I must say something about the film’s mise en scène, because it’s rather remarkable—not remarkable, as we might expect in a contemporary film by being graced with elaborate sets & special effects, but remarkable in fact for the very opposite: Alphaville was filmed in Paris, & Godard transforms the City of Light into a cold, stygian darkness only illuminated with neon signs & fluorescent lights—at one point while Caution is being escorted by the police away from the interrogation chamber, banks of fluorescent lights come on & a policeman remarks: “It’s day.” There is very little natural light in the entire film; sometimes, as in the image to the left, the film is "solarized" to produce a "negative." I believe someone once described the Caution character not as a man of the present in a city of the future, but as a man of the past in a city of the present. Also, tho the film is set at some indeterminate future point, there are a number of references to what was the recent past in 1965: Los Alamos (commentors also point out the connection between “A”-bomb & “Alpha”ville) & Guadalcanal; of course, Professor Von Braun also reminds us of Werner Von Braum, the German rocket scientist. In the final scene, as Caution & Natasha are escaping Alphaville, they are driving thru “intersidereal space” in a Ford Galaxie driven along a nighttime freeway.

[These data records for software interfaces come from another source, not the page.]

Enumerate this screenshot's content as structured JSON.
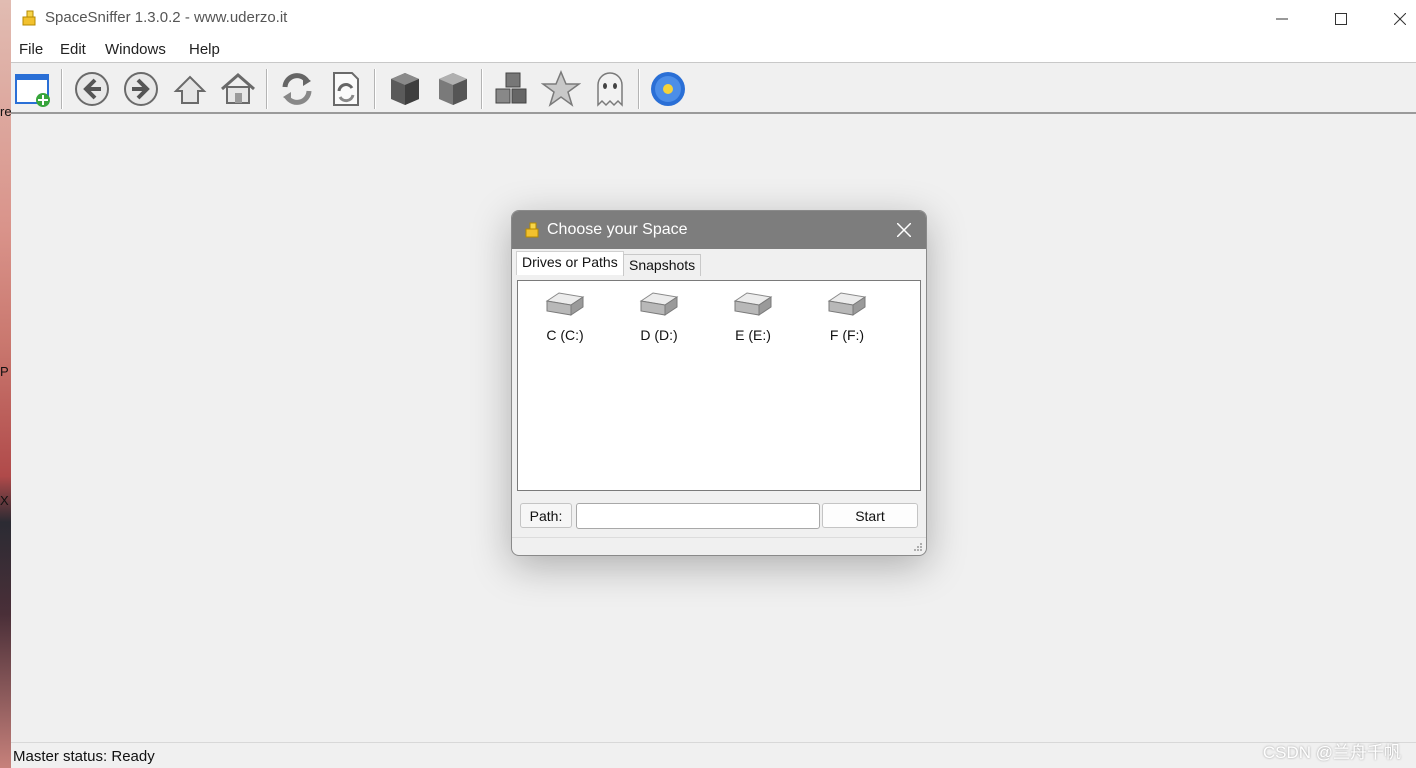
{
  "window": {
    "title": "SpaceSniffer 1.3.0.2 - www.uderzo.it",
    "buttons": {
      "minimize": "—",
      "maximize": "☐",
      "close": "✕"
    }
  },
  "menu": {
    "file": "File",
    "edit": "Edit",
    "windows": "Windows",
    "help": "Help"
  },
  "toolbar": {
    "icons": [
      "new-space-icon",
      "back-icon",
      "forward-icon",
      "up-icon",
      "home-icon",
      "refresh-icon",
      "refresh-document-icon",
      "box-icon",
      "box-open-icon",
      "blocks-icon",
      "star-icon",
      "ghost-icon",
      "settings-flower-icon"
    ]
  },
  "desktop_fragments": {
    "a": "re",
    "b": "P",
    "c": "X"
  },
  "status": {
    "text": "Master status: Ready"
  },
  "watermark": "CSDN @兰舟千帆",
  "dialog": {
    "title": "Choose your Space",
    "tabs": {
      "drives": "Drives or Paths",
      "snapshots": "Snapshots"
    },
    "drives": [
      {
        "label": "C (C:)"
      },
      {
        "label": "D (D:)"
      },
      {
        "label": "E (E:)"
      },
      {
        "label": "F (F:)"
      }
    ],
    "path_label": "Path:",
    "path_value": "",
    "start_label": "Start"
  },
  "colors": {
    "dialog_title_bg": "#7d7d7d",
    "app_bg": "#f0f0f0",
    "accent_green": "#37a53b",
    "accent_blue": "#2a6fd6"
  }
}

This film is difficult—although I’ve watched it many times, Caution’s obsession with photographing everything still puzzles me (just as a for instance)—but to my mind its strengths far out-weigh its opacity—& to a great degree, arise from aspects of this opacity. While it won’t be to everyone’s taste, I recommend giving it a try. You can get a bit of an idea of the film from the clip below, in which Karina recites from La Capitale de la douleur, enumerating those qualities that can provide salvation from the human/inhuman monstrosity of Alphaville—it is crucial I think to the film to remember that this isn’t a story about a good hero toppling an evil villain, but about the struggle between our own “humanity” & “inhumanity.”

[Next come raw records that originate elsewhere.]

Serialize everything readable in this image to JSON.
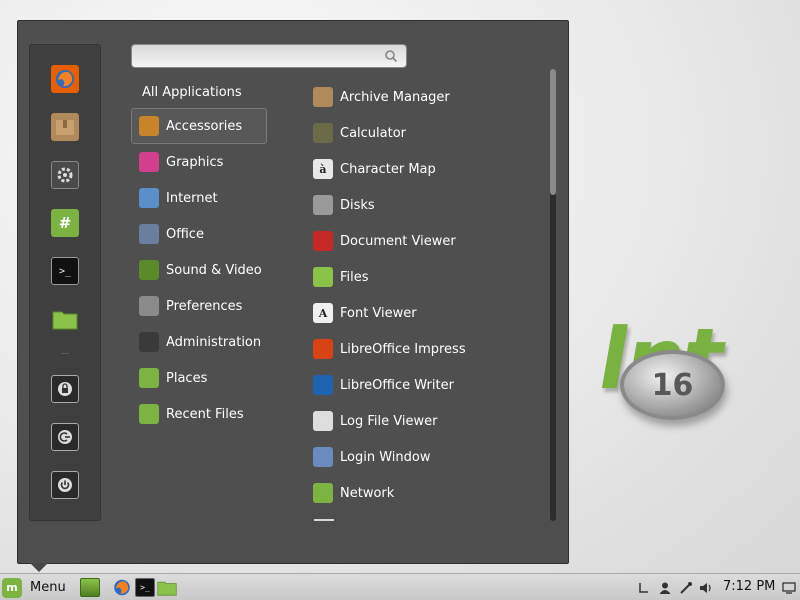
{
  "desktop": {
    "wallpaper_text": "lnt",
    "wallpaper_badge": "16"
  },
  "menu": {
    "search": {
      "value": "",
      "placeholder": ""
    },
    "favorites": [
      {
        "name": "firefox-icon",
        "color": "#e66000"
      },
      {
        "name": "archive-manager-icon",
        "color": "#b08a5a"
      },
      {
        "name": "system-settings-icon",
        "color": "#4a4a4a"
      },
      {
        "name": "hexchat-icon",
        "color": "#7cb342"
      },
      {
        "name": "terminal-icon",
        "color": "#111111"
      },
      {
        "name": "files-folder-icon",
        "color": "#8bc34a"
      },
      {
        "name": "lock-screen-icon",
        "color": "#2a2a2a"
      },
      {
        "name": "logout-icon",
        "color": "#2a2a2a"
      },
      {
        "name": "shutdown-icon",
        "color": "#2a2a2a"
      }
    ],
    "all_applications_label": "All Applications",
    "categories": [
      {
        "label": "Accessories",
        "icon": "accessories-icon",
        "color": "#c8842a",
        "selected": true
      },
      {
        "label": "Graphics",
        "icon": "graphics-icon",
        "color": "#d33f8f"
      },
      {
        "label": "Internet",
        "icon": "internet-icon",
        "color": "#5b8fc9"
      },
      {
        "label": "Office",
        "icon": "office-icon",
        "color": "#6a7fa0"
      },
      {
        "label": "Sound & Video",
        "icon": "sound-video-icon",
        "color": "#5a8a2a"
      },
      {
        "label": "Preferences",
        "icon": "preferences-icon",
        "color": "#8a8a8a"
      },
      {
        "label": "Administration",
        "icon": "administration-icon",
        "color": "#3a3a3a"
      },
      {
        "label": "Places",
        "icon": "places-icon",
        "color": "#7cb342"
      },
      {
        "label": "Recent Files",
        "icon": "recent-files-icon",
        "color": "#7cb342"
      }
    ],
    "applications": [
      {
        "label": "Archive Manager",
        "icon": "archive-manager-icon",
        "color": "#b08a5a"
      },
      {
        "label": "Calculator",
        "icon": "calculator-icon",
        "color": "#6b6b4a"
      },
      {
        "label": "Character Map",
        "icon": "character-map-icon",
        "color": "#e8e8e8",
        "glyph": "à"
      },
      {
        "label": "Disks",
        "icon": "disks-icon",
        "color": "#9a9a9a"
      },
      {
        "label": "Document Viewer",
        "icon": "document-viewer-icon",
        "color": "#c62828"
      },
      {
        "label": "Files",
        "icon": "files-icon",
        "color": "#8bc34a"
      },
      {
        "label": "Font Viewer",
        "icon": "font-viewer-icon",
        "color": "#f0f0f0",
        "glyph": "A"
      },
      {
        "label": "LibreOffice Impress",
        "icon": "libreoffice-impress-icon",
        "color": "#d84315"
      },
      {
        "label": "LibreOffice Writer",
        "icon": "libreoffice-writer-icon",
        "color": "#1e63b0"
      },
      {
        "label": "Log File Viewer",
        "icon": "log-file-viewer-icon",
        "color": "#dddddd"
      },
      {
        "label": "Login Window",
        "icon": "login-window-icon",
        "color": "#6a8ac0"
      },
      {
        "label": "Network",
        "icon": "network-icon",
        "color": "#7cb342"
      }
    ]
  },
  "panel": {
    "menu_label": "Menu",
    "launchers": [
      {
        "name": "show-desktop-icon",
        "color": "#6a9a3a"
      },
      {
        "name": "firefox-icon",
        "color": "#e66000"
      },
      {
        "name": "terminal-icon",
        "color": "#111111"
      },
      {
        "name": "files-folder-icon",
        "color": "#8bc34a"
      }
    ],
    "tray": [
      "keyboard-icon",
      "user-icon",
      "network-icon",
      "volume-icon"
    ],
    "clock": "7:12 PM"
  }
}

Alphaville isn’t scheduled for Turner Classic Movies in the foreseeable future, but it is a Netflix selection & should be available at video rental stores with a good foreign films section. What better time to journey to this city of the “dead,” where people (in Eluard’s words) “die of not dying” (“mourir de ne past mourir”) than this season, when our cinematic thoughts often turn to death & monsters: the death & monsters of Alphaville are indeed the most frightening of all: in potential, ourselves.